More than 170,000 farmers in Latin America receive the support of BBVA Microfinance Foundation

According to the Economic Commission for Latin America and the Caribbean (ECLAC), 18% of the population in Latin America live in rural areas, a segment more exposed to poverty due to the lack of infrastructure and basic services such as connectivity or financial services. In fact, ECLAC also shares that 29% of the people living in poverty and 41% in extreme poverty, live in the countryside. Because of this, bringing financial inclusion to these areas is a priority for BBVA Microfinance Foundation, especially to the five countries where it is present (Colombia, Peru, Dominican Republic, Chile and Panama). A priority reflected in its latest Social Performance Report.

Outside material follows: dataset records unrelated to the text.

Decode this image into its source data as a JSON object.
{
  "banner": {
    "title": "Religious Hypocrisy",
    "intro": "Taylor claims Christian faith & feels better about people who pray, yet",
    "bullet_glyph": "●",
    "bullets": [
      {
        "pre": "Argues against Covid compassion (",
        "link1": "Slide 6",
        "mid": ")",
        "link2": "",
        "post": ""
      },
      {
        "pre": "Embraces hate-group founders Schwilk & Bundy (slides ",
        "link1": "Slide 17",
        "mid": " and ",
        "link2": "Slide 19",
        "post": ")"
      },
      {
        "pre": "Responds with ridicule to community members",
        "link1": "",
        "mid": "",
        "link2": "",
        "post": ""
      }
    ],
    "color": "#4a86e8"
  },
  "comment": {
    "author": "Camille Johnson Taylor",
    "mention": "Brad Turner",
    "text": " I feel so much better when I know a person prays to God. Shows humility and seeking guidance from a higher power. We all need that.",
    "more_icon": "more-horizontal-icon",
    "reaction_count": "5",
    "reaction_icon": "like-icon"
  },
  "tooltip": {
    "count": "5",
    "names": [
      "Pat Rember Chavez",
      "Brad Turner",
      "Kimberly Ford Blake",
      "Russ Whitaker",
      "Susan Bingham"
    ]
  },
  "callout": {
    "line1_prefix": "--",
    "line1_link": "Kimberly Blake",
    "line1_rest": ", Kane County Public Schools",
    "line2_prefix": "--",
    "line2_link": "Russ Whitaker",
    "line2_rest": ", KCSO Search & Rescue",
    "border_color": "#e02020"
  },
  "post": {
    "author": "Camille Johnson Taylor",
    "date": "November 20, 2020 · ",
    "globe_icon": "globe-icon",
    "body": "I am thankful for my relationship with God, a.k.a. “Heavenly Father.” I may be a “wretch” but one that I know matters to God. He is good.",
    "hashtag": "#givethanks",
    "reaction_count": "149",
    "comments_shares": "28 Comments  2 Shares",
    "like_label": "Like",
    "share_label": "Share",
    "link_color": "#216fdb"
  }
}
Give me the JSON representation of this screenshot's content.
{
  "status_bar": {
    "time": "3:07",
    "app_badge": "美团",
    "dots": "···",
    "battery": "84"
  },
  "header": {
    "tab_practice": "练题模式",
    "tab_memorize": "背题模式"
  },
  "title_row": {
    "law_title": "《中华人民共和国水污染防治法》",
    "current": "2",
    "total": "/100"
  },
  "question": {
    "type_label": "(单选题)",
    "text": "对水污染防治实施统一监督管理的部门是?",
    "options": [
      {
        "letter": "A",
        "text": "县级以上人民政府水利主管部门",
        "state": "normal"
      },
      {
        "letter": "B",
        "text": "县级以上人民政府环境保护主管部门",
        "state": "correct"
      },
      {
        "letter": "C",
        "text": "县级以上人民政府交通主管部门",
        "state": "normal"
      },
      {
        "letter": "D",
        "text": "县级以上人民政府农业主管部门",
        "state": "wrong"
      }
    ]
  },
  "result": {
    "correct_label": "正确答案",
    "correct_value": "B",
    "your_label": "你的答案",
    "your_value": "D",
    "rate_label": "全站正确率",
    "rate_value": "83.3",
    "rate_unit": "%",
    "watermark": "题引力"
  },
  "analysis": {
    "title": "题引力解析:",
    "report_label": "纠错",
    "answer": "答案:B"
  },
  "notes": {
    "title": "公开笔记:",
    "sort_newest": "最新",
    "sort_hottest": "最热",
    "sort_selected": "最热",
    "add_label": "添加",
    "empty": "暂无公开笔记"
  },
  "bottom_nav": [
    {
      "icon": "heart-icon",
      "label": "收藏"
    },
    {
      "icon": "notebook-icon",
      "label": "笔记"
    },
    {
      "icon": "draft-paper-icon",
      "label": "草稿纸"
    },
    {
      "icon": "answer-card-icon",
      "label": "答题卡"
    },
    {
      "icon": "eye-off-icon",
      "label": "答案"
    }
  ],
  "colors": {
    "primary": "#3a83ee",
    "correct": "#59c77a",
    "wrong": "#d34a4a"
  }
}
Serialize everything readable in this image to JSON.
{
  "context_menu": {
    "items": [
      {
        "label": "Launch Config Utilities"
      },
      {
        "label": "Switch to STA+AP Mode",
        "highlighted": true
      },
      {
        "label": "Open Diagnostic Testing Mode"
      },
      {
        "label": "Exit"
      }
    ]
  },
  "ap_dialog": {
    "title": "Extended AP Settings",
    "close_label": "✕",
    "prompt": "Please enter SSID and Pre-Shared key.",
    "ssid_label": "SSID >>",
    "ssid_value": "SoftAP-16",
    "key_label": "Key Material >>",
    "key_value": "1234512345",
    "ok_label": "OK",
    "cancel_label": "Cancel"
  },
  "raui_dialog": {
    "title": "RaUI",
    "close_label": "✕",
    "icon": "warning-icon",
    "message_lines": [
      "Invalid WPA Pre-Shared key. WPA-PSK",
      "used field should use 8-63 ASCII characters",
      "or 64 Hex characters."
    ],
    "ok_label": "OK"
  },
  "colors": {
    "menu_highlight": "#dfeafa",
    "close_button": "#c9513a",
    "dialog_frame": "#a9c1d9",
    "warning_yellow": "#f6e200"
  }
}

In 2019, 33% of the entrepreneurs who joined one of the six microfinance institutions of BBVAMF live in rural areas, a total of 320,000 people served by the end of the year. Of all of them, 43% live on agriculture. To support these small-scale farmers, who face climate change risks and unstable income, the Foundation implements various programs that help them improve their position in the value chain, through partnership with distributors, as well as to strengthen their resilience with sustainable agriculture techniques and the diversification of their crops.

Particularly in Colombia, where more than 30% of the entrepreneurs who have a loan from the BBVAMF’s local institution are farmers, the MEbA program, developed in partnership with UN Environment, is there to support them (Microcredit for Ecosystem-based Adaptation). Through this initiative, the institution offers green loans and has implemented, together with other local institutions, a demonstration farm to teach them sustainable farming techniques such as greenhouses, family orchards, drip irrigation or solar dehydrators. Aside from the training in this demonstration farm, they also receive technical support to apply these methods in their own lands. Since 2019, Bancamía also offers a climate insurance especially designed to cover entrepreneurs’ losses due to torrential rains, extreme drought or strong winds. The severity of these events are measured with satellites and the disbursement is automatically made in cases where thresholds are crossed.

Lastly, and to encourage savings, which has proven to be fundamental to face a crisis similar to COVID-19, BBVAMF in Colombia created a program that includes workshops on financial education, climate change awareness and an offering of financial products.

Aside from Colombia, BBVAMF also develops farming and livestock initiatives in Dominican Republic. In fact, the Finanzas Rurales y Ambiente (Rural and Environmental Finance) has been recently added to MEbA, and includes Ecrocrédito or Agromujer (Ecocredit or Agrowoman), a loan aimed to overcome the barriers faced by rural women, such as the lack of land title. The terms of agricultural loans are adjusted to the crops’ productive cycle , including those who have longer due dates, like macadamia. All of these loans also include the necessary technical assistance to strengthen value chains.